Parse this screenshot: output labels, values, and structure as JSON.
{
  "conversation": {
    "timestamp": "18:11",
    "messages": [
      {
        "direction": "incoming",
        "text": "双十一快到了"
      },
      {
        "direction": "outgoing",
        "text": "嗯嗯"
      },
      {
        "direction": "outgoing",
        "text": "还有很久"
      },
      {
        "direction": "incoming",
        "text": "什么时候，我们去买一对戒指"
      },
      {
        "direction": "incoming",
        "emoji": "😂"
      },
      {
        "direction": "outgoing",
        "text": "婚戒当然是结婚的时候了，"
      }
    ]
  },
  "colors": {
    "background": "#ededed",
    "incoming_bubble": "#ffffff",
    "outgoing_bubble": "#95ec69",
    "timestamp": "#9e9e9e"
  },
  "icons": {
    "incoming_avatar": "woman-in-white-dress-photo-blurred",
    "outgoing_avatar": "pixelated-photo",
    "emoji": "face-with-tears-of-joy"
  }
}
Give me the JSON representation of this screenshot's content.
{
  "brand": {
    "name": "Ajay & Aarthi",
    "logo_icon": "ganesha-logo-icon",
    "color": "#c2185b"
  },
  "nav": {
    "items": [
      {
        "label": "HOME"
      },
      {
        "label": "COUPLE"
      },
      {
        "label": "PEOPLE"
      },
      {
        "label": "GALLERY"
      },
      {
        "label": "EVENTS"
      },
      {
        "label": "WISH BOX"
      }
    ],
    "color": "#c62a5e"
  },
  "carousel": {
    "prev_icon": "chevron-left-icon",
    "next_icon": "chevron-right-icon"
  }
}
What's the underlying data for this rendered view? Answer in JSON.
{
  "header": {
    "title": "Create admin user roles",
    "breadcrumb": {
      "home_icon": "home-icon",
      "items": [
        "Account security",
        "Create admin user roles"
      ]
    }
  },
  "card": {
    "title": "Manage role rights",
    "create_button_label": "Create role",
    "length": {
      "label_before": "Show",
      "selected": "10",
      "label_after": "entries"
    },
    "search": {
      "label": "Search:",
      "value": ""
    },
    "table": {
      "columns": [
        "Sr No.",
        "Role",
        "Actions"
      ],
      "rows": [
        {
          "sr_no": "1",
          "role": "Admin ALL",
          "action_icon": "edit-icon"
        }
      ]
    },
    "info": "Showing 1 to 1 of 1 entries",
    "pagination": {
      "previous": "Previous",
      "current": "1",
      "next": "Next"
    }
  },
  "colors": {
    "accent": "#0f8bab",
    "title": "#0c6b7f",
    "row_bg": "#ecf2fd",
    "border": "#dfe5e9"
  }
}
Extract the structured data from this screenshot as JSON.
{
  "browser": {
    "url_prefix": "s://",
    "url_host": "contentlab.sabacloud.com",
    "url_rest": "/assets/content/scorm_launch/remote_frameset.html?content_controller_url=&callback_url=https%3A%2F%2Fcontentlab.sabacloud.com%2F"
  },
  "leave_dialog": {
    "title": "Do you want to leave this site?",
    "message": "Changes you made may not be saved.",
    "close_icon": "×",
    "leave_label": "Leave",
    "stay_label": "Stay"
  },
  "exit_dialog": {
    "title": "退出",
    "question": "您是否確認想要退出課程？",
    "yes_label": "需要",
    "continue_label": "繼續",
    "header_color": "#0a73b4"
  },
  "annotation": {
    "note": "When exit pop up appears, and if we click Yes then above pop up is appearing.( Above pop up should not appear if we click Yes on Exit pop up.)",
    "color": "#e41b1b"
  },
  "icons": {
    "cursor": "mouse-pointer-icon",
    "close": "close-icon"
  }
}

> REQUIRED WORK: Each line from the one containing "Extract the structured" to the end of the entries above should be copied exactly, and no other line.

> TASK SOLUTION:
Extract the structured data from this screenshot as JSON.
{
  "browser": {
    "url_prefix": "s://",
    "url_host": "contentlab.sabacloud.com",
    "url_rest": "/assets/content/scorm_launch/remote_frameset.html?content_controller_url=&callback_url=https%3A%2F%2Fcontentlab.sabacloud.com%2F"
  },
  "leave_dialog": {
    "title": "Do you want to leave this site?",
    "message": "Changes you made may not be saved.",
    "close_icon": "×",
    "leave_label": "Leave",
    "stay_label": "Stay"
  },
  "exit_dialog": {
    "title": "退出",
    "question": "您是否確認想要退出課程？",
    "yes_label": "需要",
    "continue_label": "繼續",
    "header_color": "#0a73b4"
  },
  "annotation": {
    "note": "When exit pop up appears, and if we click Yes then above pop up is appearing.( Above pop up should not appear if we click Yes on Exit pop up.)",
    "color": "#e41b1b"
  },
  "icons": {
    "cursor": "mouse-pointer-icon",
    "close": "close-icon"
  }
}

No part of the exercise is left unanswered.